··· Data listing ···

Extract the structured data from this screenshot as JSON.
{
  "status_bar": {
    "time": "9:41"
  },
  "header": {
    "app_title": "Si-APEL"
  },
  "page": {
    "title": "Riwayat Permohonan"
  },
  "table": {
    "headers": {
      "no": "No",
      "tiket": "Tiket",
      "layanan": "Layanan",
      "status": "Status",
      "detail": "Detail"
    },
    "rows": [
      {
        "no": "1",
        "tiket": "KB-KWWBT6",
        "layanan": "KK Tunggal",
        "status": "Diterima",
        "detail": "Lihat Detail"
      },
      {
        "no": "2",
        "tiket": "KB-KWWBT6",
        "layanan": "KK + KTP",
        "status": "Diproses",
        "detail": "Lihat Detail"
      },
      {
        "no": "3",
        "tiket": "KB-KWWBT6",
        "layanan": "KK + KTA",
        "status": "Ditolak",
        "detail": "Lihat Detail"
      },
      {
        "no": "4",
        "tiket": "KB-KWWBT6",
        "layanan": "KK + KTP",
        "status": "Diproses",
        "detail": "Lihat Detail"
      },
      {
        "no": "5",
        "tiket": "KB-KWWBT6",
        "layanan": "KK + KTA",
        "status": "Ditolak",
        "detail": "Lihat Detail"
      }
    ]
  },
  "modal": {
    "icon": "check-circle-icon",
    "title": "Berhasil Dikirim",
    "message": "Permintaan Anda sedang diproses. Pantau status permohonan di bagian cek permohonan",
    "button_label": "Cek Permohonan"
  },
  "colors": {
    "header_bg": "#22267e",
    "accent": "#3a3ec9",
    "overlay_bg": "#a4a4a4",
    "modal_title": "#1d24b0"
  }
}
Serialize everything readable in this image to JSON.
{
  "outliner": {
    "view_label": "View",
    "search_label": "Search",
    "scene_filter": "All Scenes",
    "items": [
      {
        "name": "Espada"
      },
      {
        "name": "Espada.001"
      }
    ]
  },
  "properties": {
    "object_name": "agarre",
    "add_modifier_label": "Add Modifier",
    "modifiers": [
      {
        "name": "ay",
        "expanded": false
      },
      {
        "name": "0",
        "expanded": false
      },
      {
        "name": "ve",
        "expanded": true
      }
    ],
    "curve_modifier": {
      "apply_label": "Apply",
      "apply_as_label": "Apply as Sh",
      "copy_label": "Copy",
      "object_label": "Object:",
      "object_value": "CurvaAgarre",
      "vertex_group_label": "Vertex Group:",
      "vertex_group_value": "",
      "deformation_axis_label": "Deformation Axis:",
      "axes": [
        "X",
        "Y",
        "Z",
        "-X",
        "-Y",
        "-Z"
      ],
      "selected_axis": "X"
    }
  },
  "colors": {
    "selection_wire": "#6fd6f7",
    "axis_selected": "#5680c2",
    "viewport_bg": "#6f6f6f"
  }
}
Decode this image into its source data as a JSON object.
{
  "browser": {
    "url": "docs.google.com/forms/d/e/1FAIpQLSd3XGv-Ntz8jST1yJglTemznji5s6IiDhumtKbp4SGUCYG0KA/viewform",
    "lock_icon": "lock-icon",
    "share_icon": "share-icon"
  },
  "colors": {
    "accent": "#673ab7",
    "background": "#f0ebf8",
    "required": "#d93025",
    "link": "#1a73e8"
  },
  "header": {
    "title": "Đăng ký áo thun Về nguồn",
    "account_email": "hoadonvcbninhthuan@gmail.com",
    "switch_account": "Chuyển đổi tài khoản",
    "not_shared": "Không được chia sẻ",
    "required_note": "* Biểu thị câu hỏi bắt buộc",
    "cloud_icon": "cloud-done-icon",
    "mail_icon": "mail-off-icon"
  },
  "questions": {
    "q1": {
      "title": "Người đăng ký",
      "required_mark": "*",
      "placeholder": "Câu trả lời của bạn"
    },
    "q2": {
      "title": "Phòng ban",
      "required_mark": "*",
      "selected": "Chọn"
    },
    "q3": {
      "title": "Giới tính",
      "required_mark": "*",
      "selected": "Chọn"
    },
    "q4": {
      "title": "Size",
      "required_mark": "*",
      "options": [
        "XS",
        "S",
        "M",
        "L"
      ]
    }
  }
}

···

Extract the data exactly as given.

▶ **Output of the exercise**:
Extract the structured data from this screenshot as JSON.
{
  "status_bar": {
    "time": "9:41"
  },
  "header": {
    "app_title": "Si-APEL"
  },
  "page": {
    "title": "Riwayat Permohonan"
  },
  "table": {
    "headers": {
      "no": "No",
      "tiket": "Tiket",
      "layanan": "Layanan",
      "status": "Status",
      "detail": "Detail"
    },
    "rows": [
      {
        "no": "1",
        "tiket": "KB-KWWBT6",
        "layanan": "KK Tunggal",
        "status": "Diterima",
        "detail": "Lihat Detail"
      },
      {
        "no": "2",
        "tiket": "KB-KWWBT6",
        "layanan": "KK + KTP",
        "status": "Diproses",
        "detail": "Lihat Detail"
      },
      {
        "no": "3",
        "tiket": "KB-KWWBT6",
        "layanan": "KK + KTA",
        "status": "Ditolak",
        "detail": "Lihat Detail"
      },
      {
        "no": "4",
        "tiket": "KB-KWWBT6",
        "layanan": "KK + KTP",
        "status": "Diproses",
        "detail": "Lihat Detail"
      },
      {
        "no": "5",
        "tiket": "KB-KWWBT6",
        "layanan": "KK + KTA",
        "status": "Ditolak",
        "detail": "Lihat Detail"
      }
    ]
  },
  "modal": {
    "icon": "check-circle-icon",
    "title": "Berhasil Dikirim",
    "message": "Permintaan Anda sedang diproses. Pantau status permohonan di bagian cek permohonan",
    "button_label": "Cek Permohonan"
  },
  "colors": {
    "header_bg": "#22267e",
    "accent": "#3a3ec9",
    "overlay_bg": "#a4a4a4",
    "modal_title": "#1d24b0"
  }
}
Serialize everything readable in this image to JSON.
{
  "outliner": {
    "view_label": "View",
    "search_label": "Search",
    "scene_filter": "All Scenes",
    "items": [
      {
        "name": "Espada"
      },
      {
        "name": "Espada.001"
      }
    ]
  },
  "properties": {
    "object_name": "agarre",
    "add_modifier_label": "Add Modifier",
    "modifiers": [
      {
        "name": "ay",
        "expanded": false
      },
      {
        "name": "0",
        "expanded": false
      },
      {
        "name": "ve",
        "expanded": true
      }
    ],
    "curve_modifier": {
      "apply_label": "Apply",
      "apply_as_label": "Apply as Sh",
      "copy_label": "Copy",
      "object_label": "Object:",
      "object_value": "CurvaAgarre",
      "vertex_group_label": "Vertex Group:",
      "vertex_group_value": "",
      "deformation_axis_label": "Deformation Axis:",
      "axes": [
        "X",
        "Y",
        "Z",
        "-X",
        "-Y",
        "-Z"
      ],
      "selected_axis": "X"
    }
  },
  "colors": {
    "selection_wire": "#6fd6f7",
    "axis_selected": "#5680c2",
    "viewport_bg": "#6f6f6f"
  }
}
Decode this image into its source data as a JSON object.
{
  "browser": {
    "url": "docs.google.com/forms/d/e/1FAIpQLSd3XGv-Ntz8jST1yJglTemznji5s6IiDhumtKbp4SGUCYG0KA/viewform",
    "lock_icon": "lock-icon",
    "share_icon": "share-icon"
  },
  "colors": {
    "accent": "#673ab7",
    "background": "#f0ebf8",
    "required": "#d93025",
    "link": "#1a73e8"
  },
  "header": {
    "title": "Đăng ký áo thun Về nguồn",
    "account_email": "hoadonvcbninhthuan@gmail.com",
    "switch_account": "Chuyển đổi tài khoản",
    "not_shared": "Không được chia sẻ",
    "required_note": "* Biểu thị câu hỏi bắt buộc",
    "cloud_icon": "cloud-done-icon",
    "mail_icon": "mail-off-icon"
  },
  "questions": {
    "q1": {
      "title": "Người đăng ký",
      "required_mark": "*",
      "placeholder": "Câu trả lời của bạn"
    },
    "q2": {
      "title": "Phòng ban",
      "required_mark": "*",
      "selected": "Chọn"
    },
    "q3": {
      "title": "Giới tính",
      "required_mark": "*",
      "selected": "Chọn"
    },
    "q4": {
      "title": "Size",
      "required_mark": "*",
      "options": [
        "XS",
        "S",
        "M",
        "L"
      ]
    }
  }
}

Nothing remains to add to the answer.